Check every line below for the string "reese". Copy the ones that have it.

(Element data from apps and pages)
BEGIN

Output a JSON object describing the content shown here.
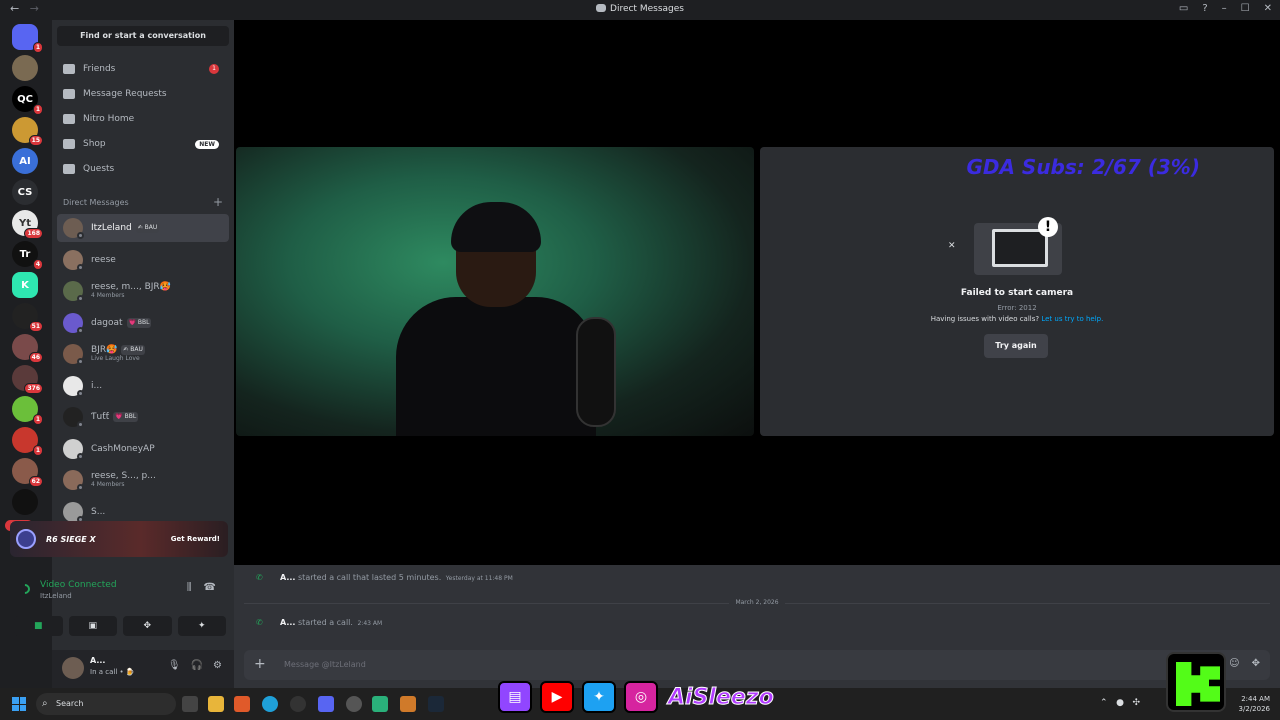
{
  "titlebar": {
    "title": "Direct Messages",
    "back": "←",
    "forward": "→",
    "win_icons": [
      "▭",
      "?",
      "–",
      "☐",
      "✕"
    ]
  },
  "guilds": {
    "items": [
      {
        "name": "discord-home",
        "label": "",
        "badge": "1",
        "color": "#5865f2"
      },
      {
        "name": "server-avatar-1",
        "label": "",
        "badge": "",
        "color": "#7a6a52"
      },
      {
        "name": "server-qc",
        "label": "QC",
        "badge": "1",
        "color": "#000000"
      },
      {
        "name": "server-4",
        "label": "",
        "badge": "15",
        "color": "#c93"
      },
      {
        "name": "server-ai",
        "label": "AI",
        "badge": "",
        "color": "#3a6fd8"
      },
      {
        "name": "server-cs",
        "label": "CS",
        "badge": "",
        "color": "#2b2d31"
      },
      {
        "name": "server-yt",
        "label": "Yt",
        "badge": "168",
        "color": "#e8e8e8"
      },
      {
        "name": "server-tr",
        "label": "Tr",
        "badge": "4",
        "color": "#111"
      },
      {
        "name": "server-kick",
        "label": "K",
        "badge": "",
        "color": "#2ee6b0"
      },
      {
        "name": "server-10",
        "label": "",
        "badge": "51",
        "color": "#222"
      },
      {
        "name": "server-11",
        "label": "",
        "badge": "46",
        "color": "#7a4a4a"
      },
      {
        "name": "server-12",
        "label": "",
        "badge": "376",
        "color": "#5a3a3a"
      },
      {
        "name": "server-13",
        "label": "",
        "badge": "1",
        "color": "#6bbf3a"
      },
      {
        "name": "server-14",
        "label": "",
        "badge": "1",
        "color": "#c8372d"
      },
      {
        "name": "server-15",
        "label": "",
        "badge": "62",
        "color": "#8a5a4a"
      },
      {
        "name": "server-kick2",
        "label": "",
        "badge": "",
        "color": "#111"
      }
    ],
    "new_label": "NEW"
  },
  "sidebar": {
    "find": "Find or start a conversation",
    "nav": [
      {
        "name": "friends",
        "label": "Friends",
        "badge": "1"
      },
      {
        "name": "message-requests",
        "label": "Message Requests",
        "badge": ""
      },
      {
        "name": "nitro-home",
        "label": "Nitro Home",
        "badge": ""
      },
      {
        "name": "shop",
        "label": "Shop",
        "badge": "NEW"
      },
      {
        "name": "quests",
        "label": "Quests",
        "badge": ""
      }
    ],
    "dm_header": "Direct Messages",
    "dms": [
      {
        "name": "ItzLeland",
        "tag": "✍ BAU",
        "sub": "",
        "color": "#6d5d52",
        "active": true
      },
      {
        "name": "reese",
        "tag": "",
        "sub": "",
        "color": "#8a7060",
        "active": false
      },
      {
        "name": "reese, m..., BJR🥵",
        "tag": "",
        "sub": "4 Members",
        "color": "#5a6a4a",
        "active": false
      },
      {
        "name": "dagoat",
        "tag": "💗 BBL",
        "sub": "",
        "color": "#6a5acd",
        "active": false
      },
      {
        "name": "BJR🥵",
        "tag": "✍ BAU",
        "sub": "Live Laugh Love",
        "color": "#7a5a4a",
        "active": false
      },
      {
        "name": "i...",
        "tag": "",
        "sub": "",
        "color": "#e8e8e8",
        "active": false
      },
      {
        "name": "Ƭuƭƭ",
        "tag": "💗 BBL",
        "sub": "",
        "color": "#222",
        "active": false
      },
      {
        "name": "CashMoneyAP",
        "tag": "",
        "sub": "",
        "color": "#d0d0d0",
        "active": false
      },
      {
        "name": "reese, S..., p...",
        "tag": "",
        "sub": "4 Members",
        "color": "#8a6a5a",
        "active": false
      },
      {
        "name": "S...",
        "tag": "",
        "sub": "",
        "color": "#9a9a9a",
        "active": false
      }
    ],
    "promo": {
      "title": "R6 SIEGE X",
      "button": "Get Reward!"
    },
    "voice": {
      "status": "Video Connected",
      "channel": "ItzLeland"
    },
    "user": {
      "name": "A...",
      "status": "In a call • 🍺"
    }
  },
  "call": {
    "overlay": "GDA Subs: 2/67 (3%)",
    "error_title": "Failed to start camera",
    "error_code": "Error: 2012",
    "help_text": "Having issues with video calls?",
    "help_link": "Let us try to help.",
    "retry": "Try again"
  },
  "messages": [
    {
      "author": "A...",
      "text": "started a call that lasted 5 minutes.",
      "time": "Yesterday at 11:48 PM"
    },
    {
      "author": "A...",
      "text": "started a call.",
      "time": "2:43 AM"
    }
  ],
  "date_divider": "March 2, 2026",
  "composer": {
    "placeholder": "Message @ItzLeland"
  },
  "taskbar": {
    "search": "Search",
    "time": "2:44 AM",
    "date": "3/2/2026",
    "handle": "AiSleezo"
  }
}
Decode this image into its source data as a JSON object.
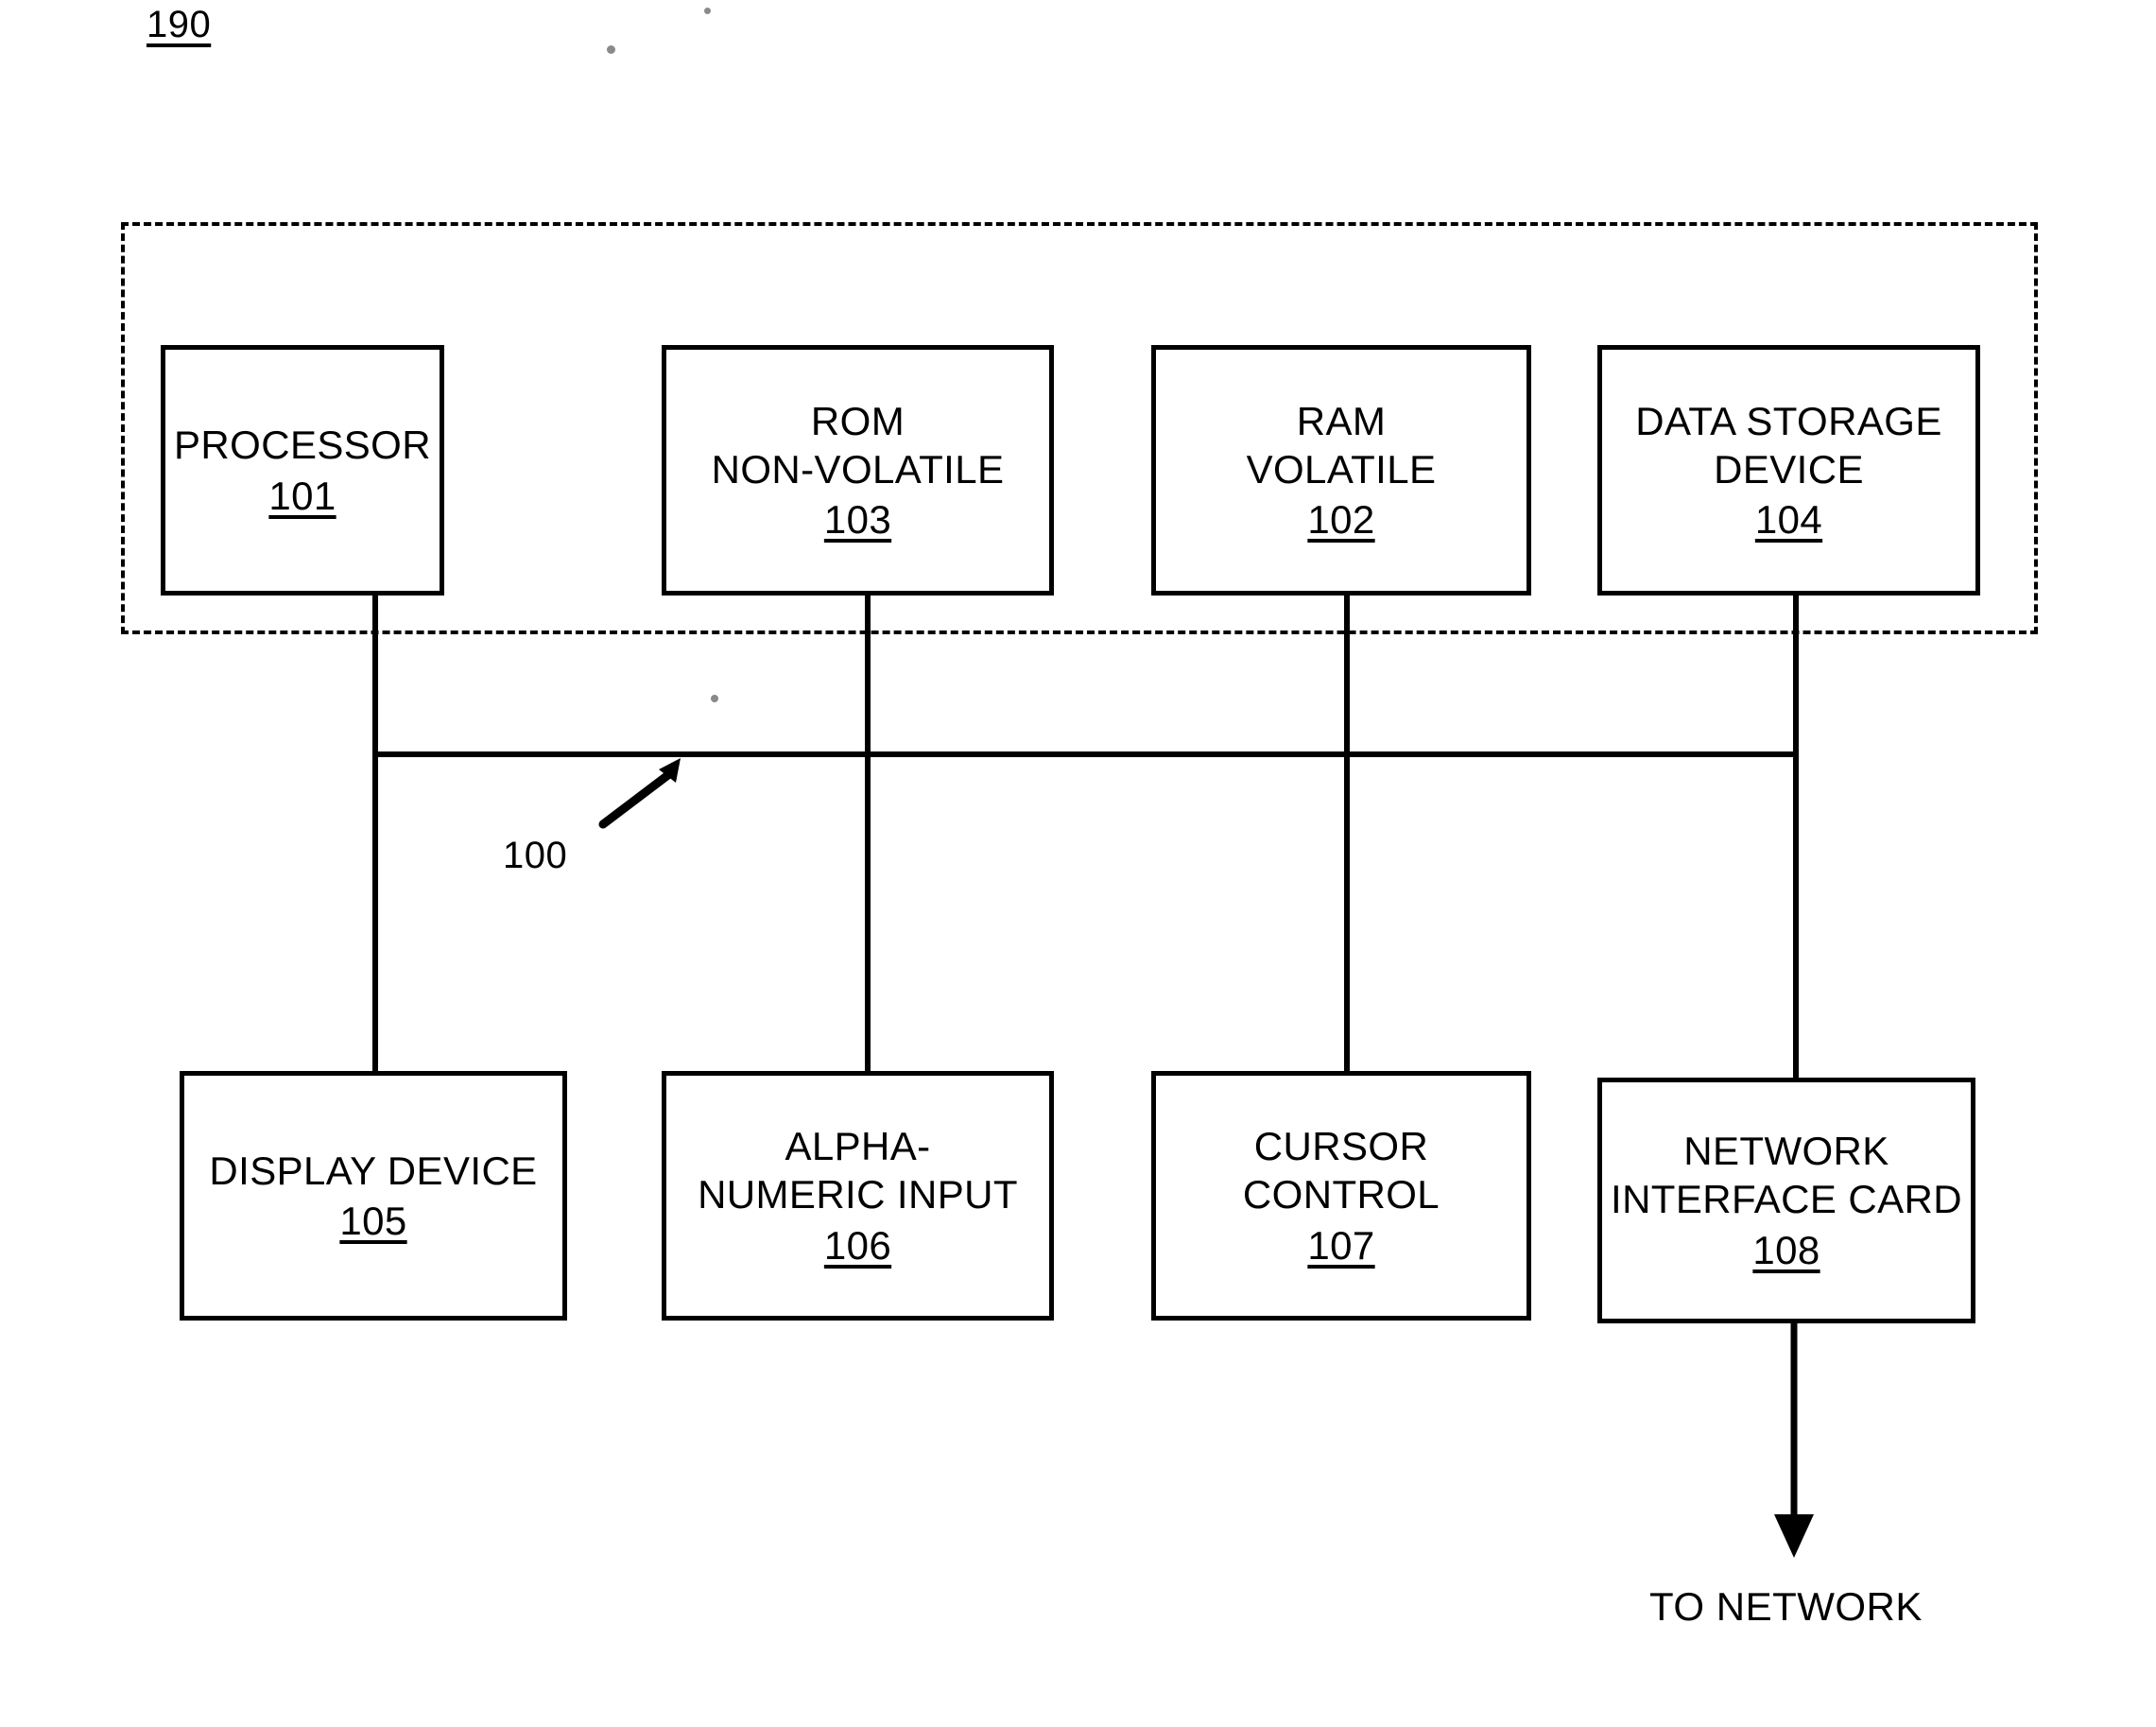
{
  "figure": {
    "reference_number": "190",
    "caption_to_network": "TO NETWORK",
    "bus_callout": "100"
  },
  "top_row": [
    {
      "title": "PROCESSOR",
      "number": "101"
    },
    {
      "title": "ROM\nNON-VOLATILE",
      "number": "103"
    },
    {
      "title": "RAM\nVOLATILE",
      "number": "102"
    },
    {
      "title": "DATA STORAGE\nDEVICE",
      "number": "104"
    }
  ],
  "bottom_row": [
    {
      "title": "DISPLAY DEVICE",
      "number": "105"
    },
    {
      "title": "ALPHA-\nNUMERIC INPUT",
      "number": "106"
    },
    {
      "title": "CURSOR\nCONTROL",
      "number": "107"
    },
    {
      "title": "NETWORK\nINTERFACE CARD",
      "number": "108"
    }
  ],
  "colors": {
    "ink": "#000000",
    "paper": "#ffffff"
  }
}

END

| OUTPUT OF THE EXERCISE |
        "name": "reese",
        "name": "reese, m..., BJR🥵",
        "name": "reese, S..., p...",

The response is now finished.